The Origins Of Wave Elections: Narrative Control Polarization And Turnout In New Hampshire Electoral Politics 2006-2012, Zachary Jonas Jun 2014

The Origins Of Wave Elections: Narrative Control Polarization And Turnout In New Hampshire Electoral Politics 2006-2012, Zachary Jonas

Honors Theses

This thesis investigates the origin of wave elections in New Hampshire in 2006, 2010 and 2012. It finds that recent demographic shifts in the state laid the groundwork for these dramatic electoral results. This paper also examines the nationalization and polarization that have redefined New Hampshire’s political landscape and contributed to massive partisan shifts in state government. The combination of demographic changes and a polarized political culture have created an electoral environment for both Republicans and Democrats that favors turnout, increasing the importance of agenda setting and narrative control in order to produce high turnout among core constituencies. Chapter ...


The Impact Of Public Approval Of Congress On Midterm Congressional Election Outcomes, Jordan L. Goldman Jun 2011

The Impact Of Public Approval Of Congress On Midterm Congressional Election Outcomes, Jordan L. Goldman

Honors Theses

Over the past half-century, the United States Congress has become less revered by the American people. The Constitution names Congress as the first branch of government. The framers instituted Congress in Article One of the Constitution to symbolize the importance of the rule of law of the people. Its members were to be chosen members of the public, rather than royalty or nobility, to give the branch a sense of democratic legitimacy. However, during the past fifty years, public opinion of the first branch of government has waned. The reasons for this diminished respect are complex and numerous. In general ...


Derramamiento De Sangre En El Caribe : Una Guerra Racial En La Isla De Española, Jennifer F. Dalenta Jun 2008

Derramamiento De Sangre En El Caribe : Una Guerra Racial En La Isla De Española, Jennifer F. Dalenta

Honors Theses

The tensions between the Dominican Republic and Haiti have been longstanding.

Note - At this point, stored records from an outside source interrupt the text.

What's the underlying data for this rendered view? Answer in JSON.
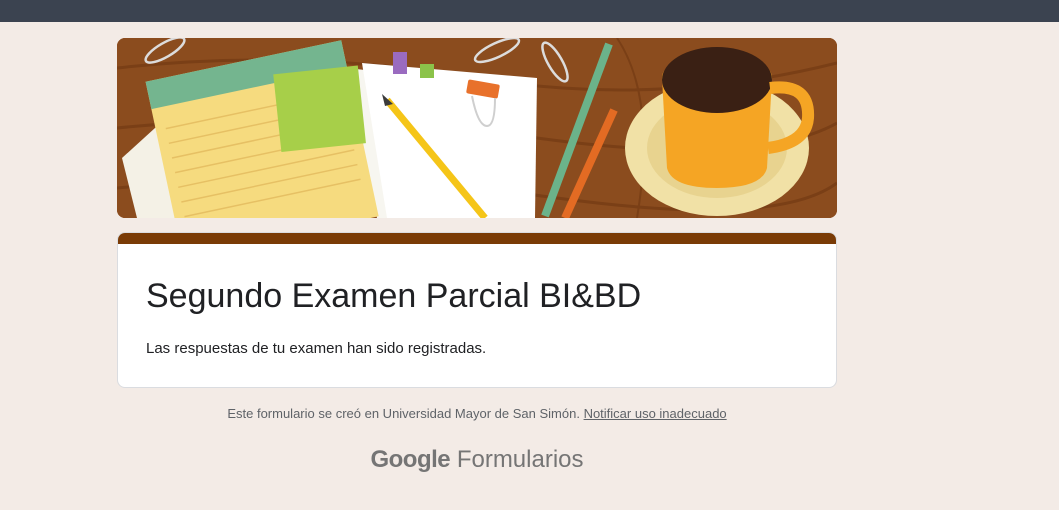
{
  "form": {
    "title": "Segundo Examen Parcial BI&BD",
    "confirmation_message": "Las respuestas de tu examen han sido registradas."
  },
  "footer": {
    "note_prefix": "Este formulario se creó en Universidad Mayor de San Simón.",
    "report_link": "Notificar uso inadecuado"
  },
  "brand": {
    "google": "Google",
    "product": "Formularios"
  },
  "colors": {
    "accent": "#7a3b06",
    "background": "#f3ebe6",
    "topbar": "#3b4350"
  },
  "icons": {
    "banner": "desk-with-notepad-pencil-coffee-illustration"
  }
}
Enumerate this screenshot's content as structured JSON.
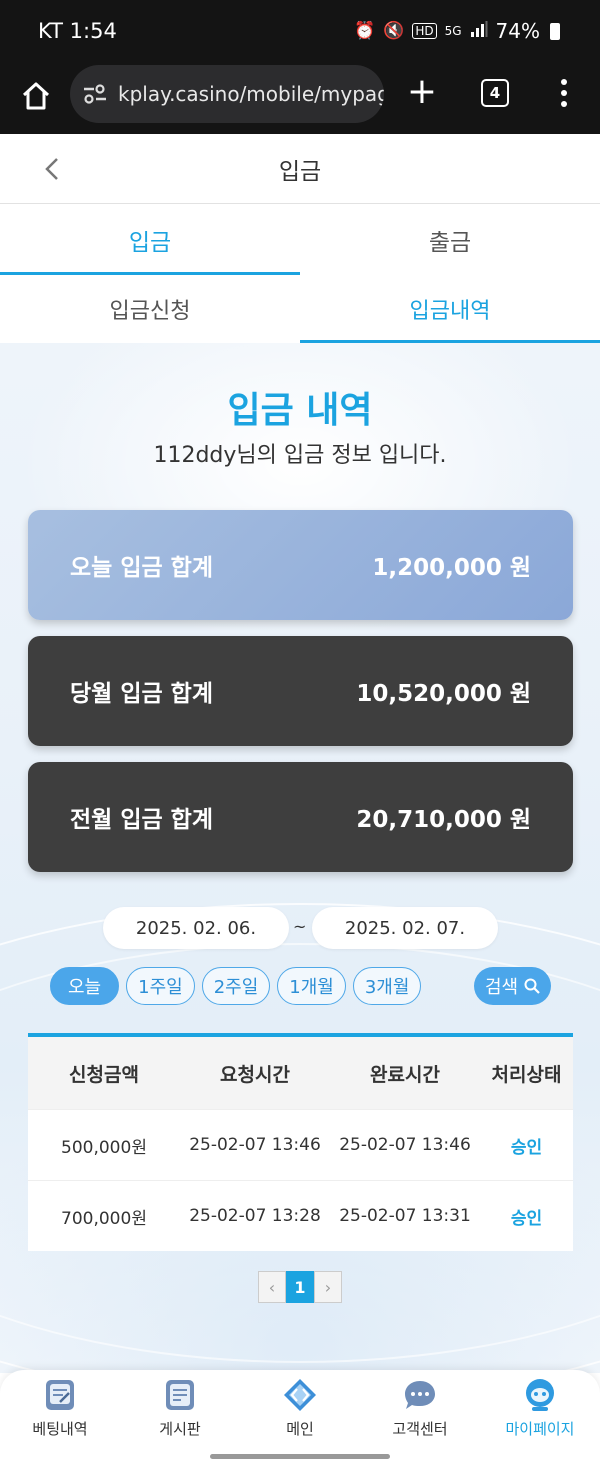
{
  "status_bar": {
    "carrier_time": "KT 1:54",
    "battery": "74%"
  },
  "browser": {
    "url": "kplay.casino/mobile/mypag",
    "tabs_count": "4"
  },
  "header": {
    "title": "입금"
  },
  "main_tabs": [
    {
      "label": "입금"
    },
    {
      "label": "출금"
    }
  ],
  "sub_tabs": [
    {
      "label": "입금신청"
    },
    {
      "label": "입금내역"
    }
  ],
  "section": {
    "title": "입금 내역",
    "subtitle": "112ddy님의 입금 정보 입니다."
  },
  "summary": {
    "today": {
      "label": "오늘 입금 합계",
      "amount": "1,200,000 원"
    },
    "month": {
      "label": "당월 입금 합계",
      "amount": "10,520,000 원"
    },
    "prev": {
      "label": "전월 입금 합계",
      "amount": "20,710,000 원"
    }
  },
  "date_range": {
    "from": "2025. 02. 06.",
    "to": "2025. 02. 07.",
    "separator": "~"
  },
  "quick_filters": [
    {
      "label": "오늘"
    },
    {
      "label": "1주일"
    },
    {
      "label": "2주일"
    },
    {
      "label": "1개월"
    },
    {
      "label": "3개월"
    }
  ],
  "search_label": "검색",
  "table": {
    "headers": [
      "신청금액",
      "요청시간",
      "완료시간",
      "처리상태"
    ],
    "rows": [
      {
        "amount": "500,000원",
        "requested": "25-02-07 13:46",
        "completed": "25-02-07 13:46",
        "status": "승인"
      },
      {
        "amount": "700,000원",
        "requested": "25-02-07 13:28",
        "completed": "25-02-07 13:31",
        "status": "승인"
      }
    ]
  },
  "pagination": {
    "prev": "‹",
    "current": "1",
    "next": "›"
  },
  "bottom_nav": [
    {
      "label": "베팅내역",
      "icon": "betting-history-icon"
    },
    {
      "label": "게시판",
      "icon": "board-icon"
    },
    {
      "label": "메인",
      "icon": "main-icon"
    },
    {
      "label": "고객센터",
      "icon": "chat-icon"
    },
    {
      "label": "마이페이지",
      "icon": "mypage-icon"
    }
  ],
  "colors": {
    "accent": "#1ba3e0",
    "card_dark": "#3e3e3e",
    "card_today": "#9bb4dd"
  }
}
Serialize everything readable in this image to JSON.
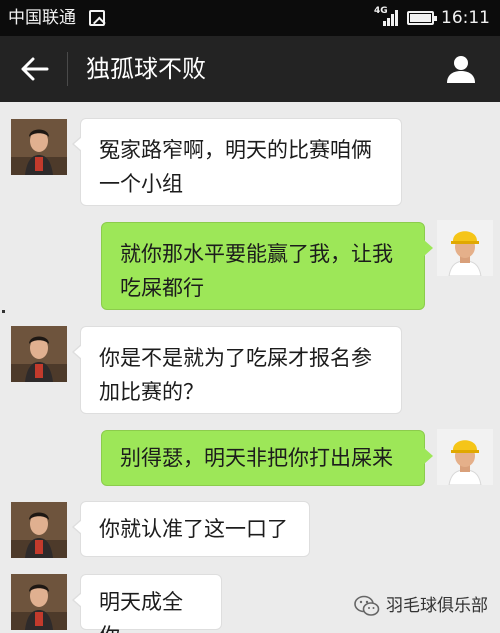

Not only are the nations divided by a physical border, but there are much larger cultural, racial, and political schisms that separate them. In 1930, when Rafael Trujillo assumed the presidency in the Dominican Republic, he did not hesitate to publicize his anti-Haitian sentiments. His effort to promote “Dominicanness” created a strong distinction between the Hispanic, Catholic Dominicans and the African, Voodoo worshipping Haitians. These growing tensions exploded into violence in 1937 when Trujillo organized the Massacre of Parsley, also known as the Cutting. During this period, nearly 20 ...